Health experts say that the phlegm, especially of a disease-carrier, can spread air-borne respiratory diseases. According to the World Health Organisation’s (WHO) official website, “Tuberculosis (TB) is spread from person to person through the air. When people with lung TB cough, sneeze or spit, they propel the TB germs into the air. A person needs to inhale only a few of these germs to become infected.”

When a person spits in a public area, it may not have immediate affects on people around. However, someone steps on the saliva, will then carry the germs with him or her. When the person removes his or her shoes, the germs can easily be transferred. Additionally, if the person uses public transport and put his or her feet on a seat, the person to use the seat next can also become a carrier. It is a vicious cycle.

There are several other illnesses that people can be exposed to with direct contact with a carrier’s saliva. The WHO states that people can be exposed to the even Ebola virus from direct physical contact with body fluids like blood, saliva, stool, urine or sweat of an infected person and soiled linen used by a patient.

Additionally, the virus which causes smallpox is contagious and spreads through person-to-person contact and saliva droplets in an infected person’s breath.

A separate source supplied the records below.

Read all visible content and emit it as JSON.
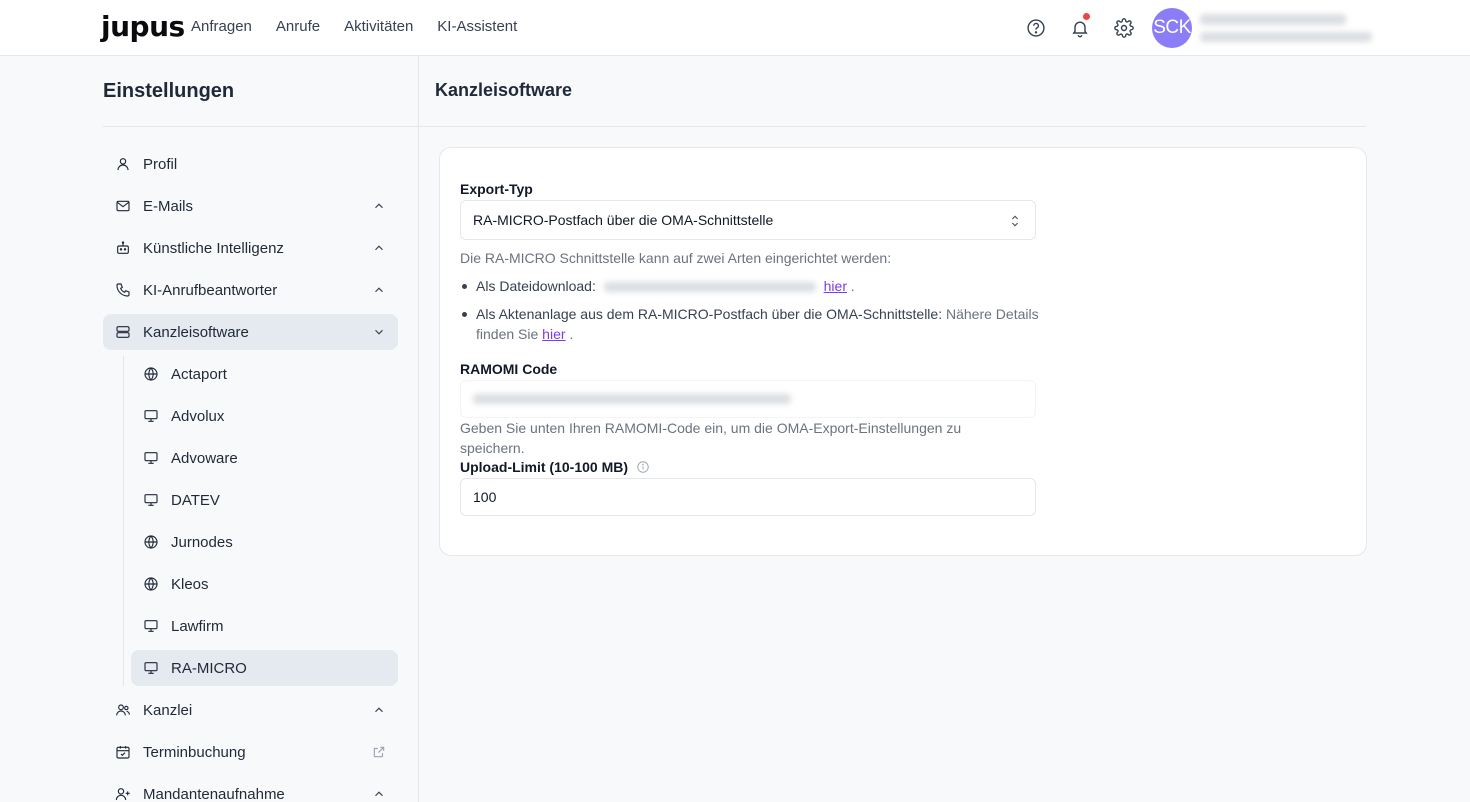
{
  "app": {
    "logo": "jupus"
  },
  "nav": [
    "Anfragen",
    "Anrufe",
    "Aktivitäten",
    "KI-Assistent"
  ],
  "header": {
    "avatar_initials": "SCK",
    "icons": [
      "help-circle-icon",
      "bell-icon",
      "gear-icon"
    ],
    "notification_dot_color": "#ef4444",
    "avatar_color": "#8b7cf8"
  },
  "sidebar": {
    "title": "Einstellungen",
    "items_top": [
      {
        "label": "Profil",
        "icon": "user-icon"
      },
      {
        "label": "E-Mails",
        "icon": "mail-icon",
        "chevron": "up"
      },
      {
        "label": "Künstliche Intelligenz",
        "icon": "robot-icon",
        "chevron": "up"
      },
      {
        "label": "KI-Anrufbeantworter",
        "icon": "phone-icon",
        "chevron": "up"
      },
      {
        "label": "Kanzleisoftware",
        "icon": "server-icon",
        "chevron": "down",
        "active": true
      }
    ],
    "sub_items": [
      {
        "label": "Actaport",
        "icon": "globe-icon"
      },
      {
        "label": "Advolux",
        "icon": "monitor-icon"
      },
      {
        "label": "Advoware",
        "icon": "monitor-icon"
      },
      {
        "label": "DATEV",
        "icon": "monitor-icon"
      },
      {
        "label": "Jurnodes",
        "icon": "globe-icon"
      },
      {
        "label": "Kleos",
        "icon": "globe-icon"
      },
      {
        "label": "Lawfirm",
        "icon": "monitor-icon"
      },
      {
        "label": "RA-MICRO",
        "icon": "monitor-icon",
        "active": true
      }
    ],
    "items_bottom": [
      {
        "label": "Kanzlei",
        "icon": "users-icon",
        "chevron": "up"
      },
      {
        "label": "Terminbuchung",
        "icon": "calendar-check-icon",
        "external": true
      },
      {
        "label": "Mandantenaufnahme",
        "icon": "user-plus-icon",
        "chevron": "up"
      }
    ]
  },
  "main": {
    "title": "Kanzleisoftware",
    "export_label": "Export-Typ",
    "export_value": "RA-MICRO-Postfach über die OMA-Schnittstelle",
    "intro": "Die RA-MICRO Schnittstelle kann auf zwei Arten eingerichtet werden:",
    "bullet1_label": "Als Dateidownload:",
    "bullet1_link": "hier",
    "bullet1_end": ".",
    "bullet2_label": "Als Aktenanlage aus dem RA-MICRO-Postfach über die OMA-Schnittstelle:",
    "bullet2_text": "Nähere Details finden Sie",
    "bullet2_link": "hier",
    "bullet2_end": ".",
    "ramomi_label": "RAMOMI Code",
    "ramomi_help": "Geben Sie unten Ihren RAMOMI-Code ein, um die OMA-Export-Einstellungen zu speichern.",
    "upload_label": "Upload-Limit (10-100 MB)",
    "upload_value": "100",
    "link_color": "#7c3aed"
  }
}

According to a report published by The Guardian, a daily newspaper in the UK, there are some health risks associated with chewing gum. The action of chewing stimulates the cells lining the stomach wall to produce digestive acid. When a person chews gum, this mechanism comes into effect, but there is no food being swallowed to be digested.